#### What to produce:
Find every line below where the string "重返玛法" shows up, and copy those lines.

(Records contained in a dataset)
——————
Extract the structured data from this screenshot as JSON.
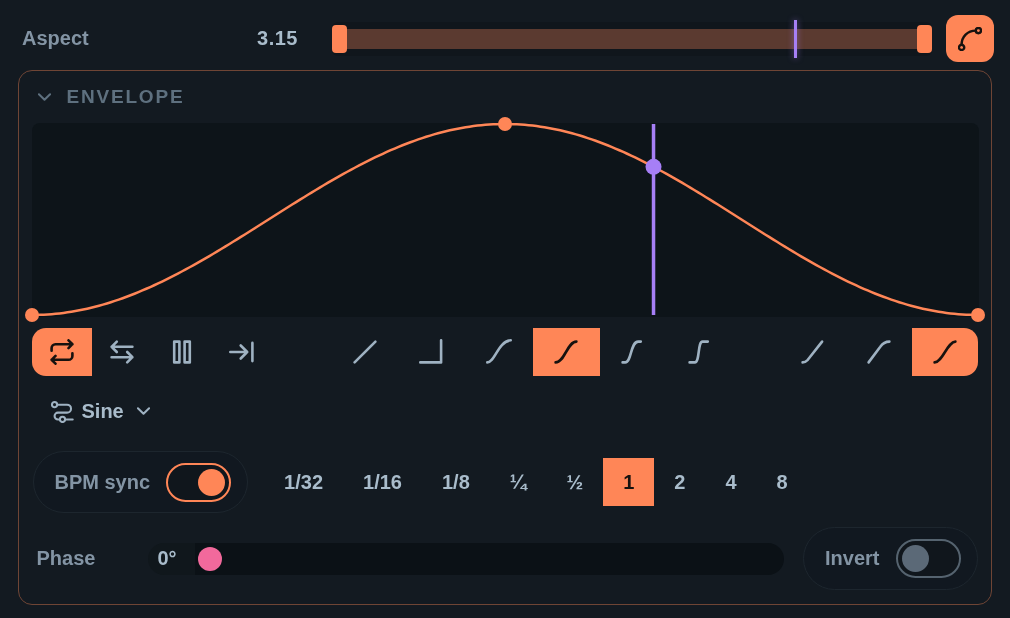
{
  "aspect": {
    "label": "Aspect",
    "value": "3.15",
    "range_start": {
      "level": 0
    },
    "range_end": {
      "level": 1
    },
    "playhead": {
      "level": 0.773
    },
    "curve_mode": {
      "on": true
    }
  },
  "envelope": {
    "title": "ENVELOPE",
    "expanded": true,
    "playhead": {
      "level": 0.657
    },
    "playback_modes": [
      {
        "kind": "loop",
        "selected": true
      },
      {
        "kind": "pingpong",
        "selected": false
      },
      {
        "kind": "pause",
        "selected": false
      },
      {
        "kind": "oneshot",
        "selected": false
      }
    ],
    "shapes": [
      {
        "kind": "linear",
        "selected": false
      },
      {
        "kind": "step",
        "selected": false
      },
      {
        "kind": "soft",
        "selected": false
      },
      {
        "kind": "smooth",
        "selected": true
      },
      {
        "kind": "steep",
        "selected": false
      },
      {
        "kind": "sharp",
        "selected": false
      }
    ],
    "easings": [
      {
        "kind": "in",
        "selected": false
      },
      {
        "kind": "out",
        "selected": false
      },
      {
        "kind": "inout",
        "selected": true
      }
    ],
    "waveform": {
      "value": "Sine"
    },
    "bpm_sync": {
      "label": "BPM sync",
      "on": true
    },
    "rates": [
      {
        "label": "1/32",
        "selected": false
      },
      {
        "label": "1/16",
        "selected": false
      },
      {
        "label": "1/8",
        "selected": false
      },
      {
        "label": "¼",
        "selected": false
      },
      {
        "label": "½",
        "selected": false
      },
      {
        "label": "1",
        "selected": true
      },
      {
        "label": "2",
        "selected": false
      },
      {
        "label": "4",
        "selected": false
      },
      {
        "label": "8",
        "selected": false
      }
    ],
    "phase": {
      "label": "Phase",
      "value": "0°",
      "level": 0
    },
    "invert": {
      "label": "Invert",
      "on": false
    }
  }
}
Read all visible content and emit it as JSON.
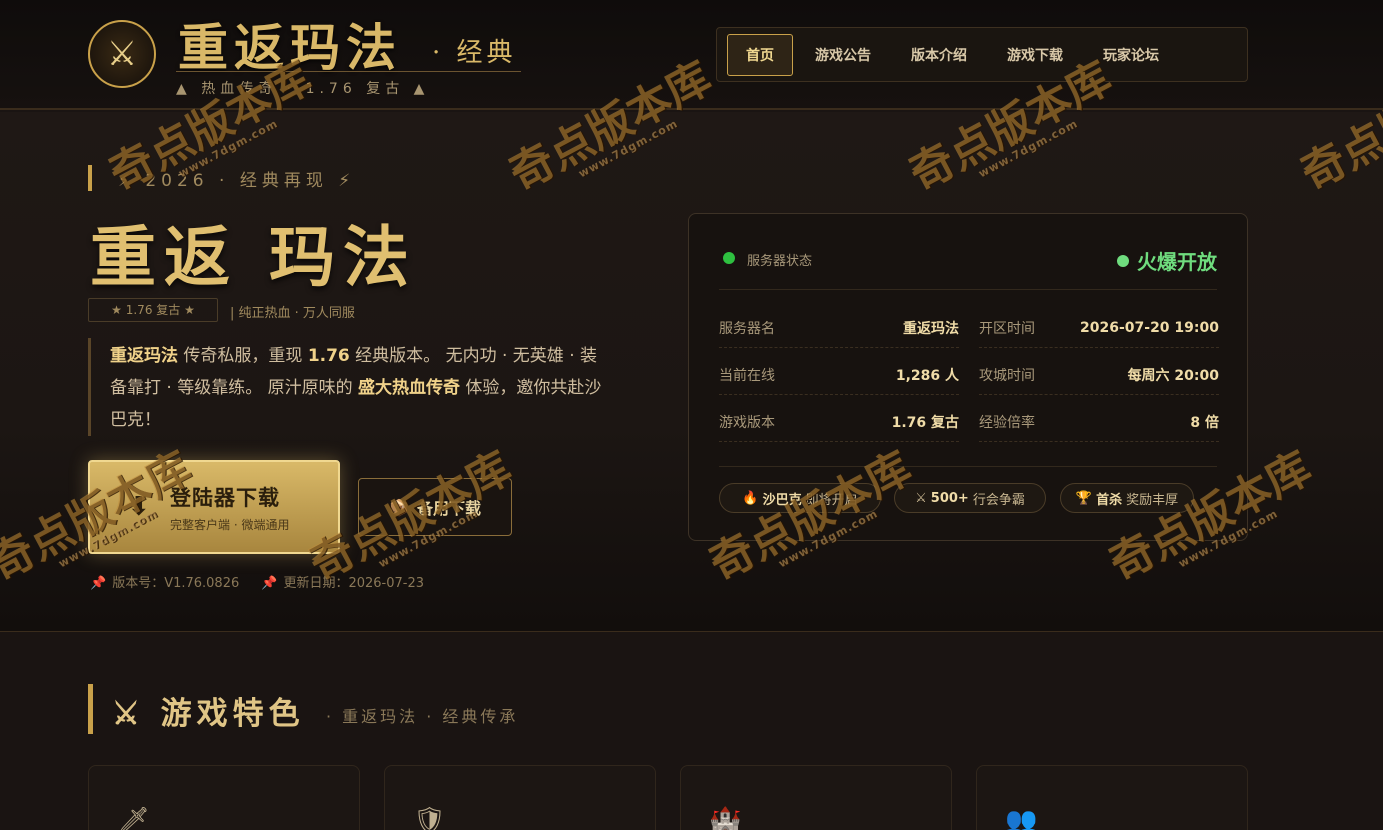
{
  "header": {
    "logo_icon": "crossed-swords-icon",
    "brand_title": "重返玛法",
    "brand_sub": "· 经典",
    "brand_tag": "▲ 热血传奇 · 1.76 复古 ▲",
    "nav": [
      {
        "label": "首页",
        "active": true
      },
      {
        "label": "游戏公告",
        "active": false
      },
      {
        "label": "版本介绍",
        "active": false
      },
      {
        "label": "游戏下载",
        "active": false
      },
      {
        "label": "玩家论坛",
        "active": false
      }
    ]
  },
  "hero": {
    "eyebrow": "⚡ 2026 · 经典再现 ⚡",
    "title": "重返 玛法",
    "badge_version": "★ 1.76 复古 ★",
    "badge_slogan": "| 纯正热血 · 万人同服",
    "desc": {
      "p1_bold": "重返玛法",
      "p1": " 传奇私服，重现 ",
      "p2_bold": "1.76",
      "p2": " 经典版本。 无内功 · 无英雄 · 装备靠打 · 等级靠练。 原汁原味的 ",
      "p3_bold": "盛大热血传奇",
      "p3": " 体验，邀你共赴沙巴克！"
    },
    "btn_primary_main": "登陆器下载",
    "btn_primary_sub": "完整客户端 · 微端通用",
    "btn_secondary": "备用下载",
    "version_label": "版本号：V1.76.0826",
    "update_label": "更新日期：2026-07-23"
  },
  "status_card": {
    "head_label": "服务器状态",
    "state": "火爆开放",
    "state_color": "#6fdc7e",
    "rows": [
      {
        "k1": "服务器名",
        "v1": "重返玛法",
        "k2": "开区时间",
        "v2": "2026-07-20 19:00"
      },
      {
        "k1": "当前在线",
        "v1": "1,286 人",
        "k2": "攻城时间",
        "v2": "每周六 20:00"
      },
      {
        "k1": "游戏版本",
        "v1": "1.76 复古",
        "k2": "经验倍率",
        "v2": "8 倍"
      }
    ],
    "pills": [
      {
        "icon": "🔥",
        "bold": "沙巴克",
        "text": "即将开启"
      },
      {
        "icon": "⚔",
        "bold": "500+",
        "text": "行会争霸"
      },
      {
        "icon": "🏆",
        "bold": "首杀",
        "text": "奖励丰厚"
      }
    ]
  },
  "features": {
    "title": "⚔ 游戏特色",
    "sub": "· 重返玛法 · 经典传承",
    "card_icons": [
      "dagger-icon",
      "shield-icon",
      "castle-icon",
      "group-icon"
    ]
  },
  "watermark": {
    "text": "奇点版本库",
    "url": "www.7dgm.com"
  },
  "colors": {
    "accent_gold": "#c9a14a",
    "background": "#1a1412",
    "online_green": "#2ec040"
  }
}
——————
#### Task answer:
    "brand_title": "重返玛法",
      "p1_bold": "重返玛法",
        "v1": "重返玛法",
    "sub": "· 重返玛法 · 经典传承",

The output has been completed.